- **WORK TO BE COMPLETED**:
Could you repeat the records shown below exactly as written?

Interface dataset entries
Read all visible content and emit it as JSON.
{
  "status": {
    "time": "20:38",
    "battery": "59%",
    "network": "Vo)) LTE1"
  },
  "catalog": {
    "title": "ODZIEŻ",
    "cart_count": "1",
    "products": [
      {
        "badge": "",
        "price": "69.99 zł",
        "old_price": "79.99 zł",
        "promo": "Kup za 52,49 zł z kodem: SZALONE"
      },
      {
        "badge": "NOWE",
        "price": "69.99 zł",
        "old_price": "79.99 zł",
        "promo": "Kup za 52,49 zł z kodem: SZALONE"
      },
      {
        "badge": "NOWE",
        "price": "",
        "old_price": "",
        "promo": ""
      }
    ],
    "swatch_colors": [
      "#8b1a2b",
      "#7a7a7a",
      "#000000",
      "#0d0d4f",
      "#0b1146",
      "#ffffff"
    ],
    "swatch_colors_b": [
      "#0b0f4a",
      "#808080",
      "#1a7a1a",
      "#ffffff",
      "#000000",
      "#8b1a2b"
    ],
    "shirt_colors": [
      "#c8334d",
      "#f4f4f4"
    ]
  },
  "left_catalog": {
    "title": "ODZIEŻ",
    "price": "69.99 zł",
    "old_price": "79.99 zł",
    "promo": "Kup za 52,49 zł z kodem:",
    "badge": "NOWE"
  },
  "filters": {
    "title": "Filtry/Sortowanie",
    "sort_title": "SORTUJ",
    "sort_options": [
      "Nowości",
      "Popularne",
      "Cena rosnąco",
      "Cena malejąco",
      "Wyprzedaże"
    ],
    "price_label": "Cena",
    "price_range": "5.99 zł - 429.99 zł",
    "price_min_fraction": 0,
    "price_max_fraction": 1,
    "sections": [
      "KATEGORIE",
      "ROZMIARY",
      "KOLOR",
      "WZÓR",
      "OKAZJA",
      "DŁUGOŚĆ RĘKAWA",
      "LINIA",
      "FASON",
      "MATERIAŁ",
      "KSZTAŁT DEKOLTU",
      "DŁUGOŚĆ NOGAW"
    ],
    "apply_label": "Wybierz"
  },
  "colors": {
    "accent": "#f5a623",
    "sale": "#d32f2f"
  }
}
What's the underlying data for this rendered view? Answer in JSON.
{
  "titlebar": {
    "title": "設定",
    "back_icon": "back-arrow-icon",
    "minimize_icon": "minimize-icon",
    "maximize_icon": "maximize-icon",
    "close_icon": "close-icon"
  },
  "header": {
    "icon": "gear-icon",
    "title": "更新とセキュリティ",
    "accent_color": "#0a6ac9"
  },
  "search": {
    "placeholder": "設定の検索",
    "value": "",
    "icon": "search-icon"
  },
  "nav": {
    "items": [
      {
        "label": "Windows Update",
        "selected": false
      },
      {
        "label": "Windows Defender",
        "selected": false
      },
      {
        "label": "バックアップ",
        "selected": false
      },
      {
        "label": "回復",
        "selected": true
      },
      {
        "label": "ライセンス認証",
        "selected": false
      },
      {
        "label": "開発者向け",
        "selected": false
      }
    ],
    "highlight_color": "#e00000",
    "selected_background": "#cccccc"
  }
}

- **EXERCISE OUTPUT**:
Read all visible content and emit it as JSON.
{
  "status": {
    "time": "20:38",
    "battery": "59%",
    "network": "Vo)) LTE1"
  },
  "catalog": {
    "title": "ODZIEŻ",
    "cart_count": "1",
    "products": [
      {
        "badge": "",
        "price": "69.99 zł",
        "old_price": "79.99 zł",
        "promo": "Kup za 52,49 zł z kodem: SZALONE"
      },
      {
        "badge": "NOWE",
        "price": "69.99 zł",
        "old_price": "79.99 zł",
        "promo": "Kup za 52,49 zł z kodem: SZALONE"
      },
      {
        "badge": "NOWE",
        "price": "",
        "old_price": "",
        "promo": ""
      }
    ],
    "swatch_colors": [
      "#8b1a2b",
      "#7a7a7a",
      "#000000",
      "#0d0d4f",
      "#0b1146",
      "#ffffff"
    ],
    "swatch_colors_b": [
      "#0b0f4a",
      "#808080",
      "#1a7a1a",
      "#ffffff",
      "#000000",
      "#8b1a2b"
    ],
    "shirt_colors": [
      "#c8334d",
      "#f4f4f4"
    ]
  },
  "left_catalog": {
    "title": "ODZIEŻ",
    "price": "69.99 zł",
    "old_price": "79.99 zł",
    "promo": "Kup za 52,49 zł z kodem:",
    "badge": "NOWE"
  },
  "filters": {
    "title": "Filtry/Sortowanie",
    "sort_title": "SORTUJ",
    "sort_options": [
      "Nowości",
      "Popularne",
      "Cena rosnąco",
      "Cena malejąco",
      "Wyprzedaże"
    ],
    "price_label": "Cena",
    "price_range": "5.99 zł - 429.99 zł",
    "price_min_fraction": 0,
    "price_max_fraction": 1,
    "sections": [
      "KATEGORIE",
      "ROZMIARY",
      "KOLOR",
      "WZÓR",
      "OKAZJA",
      "DŁUGOŚĆ RĘKAWA",
      "LINIA",
      "FASON",
      "MATERIAŁ",
      "KSZTAŁT DEKOLTU",
      "DŁUGOŚĆ NOGAW"
    ],
    "apply_label": "Wybierz"
  },
  "colors": {
    "accent": "#f5a623",
    "sale": "#d32f2f"
  }
}
What's the underlying data for this rendered view? Answer in JSON.
{
  "titlebar": {
    "title": "設定",
    "back_icon": "back-arrow-icon",
    "minimize_icon": "minimize-icon",
    "maximize_icon": "maximize-icon",
    "close_icon": "close-icon"
  },
  "header": {
    "icon": "gear-icon",
    "title": "更新とセキュリティ",
    "accent_color": "#0a6ac9"
  },
  "search": {
    "placeholder": "設定の検索",
    "value": "",
    "icon": "search-icon"
  },
  "nav": {
    "items": [
      {
        "label": "Windows Update",
        "selected": false
      },
      {
        "label": "Windows Defender",
        "selected": false
      },
      {
        "label": "バックアップ",
        "selected": false
      },
      {
        "label": "回復",
        "selected": true
      },
      {
        "label": "ライセンス認証",
        "selected": false
      },
      {
        "label": "開発者向け",
        "selected": false
      }
    ],
    "highlight_color": "#e00000",
    "selected_background": "#cccccc"
  }
}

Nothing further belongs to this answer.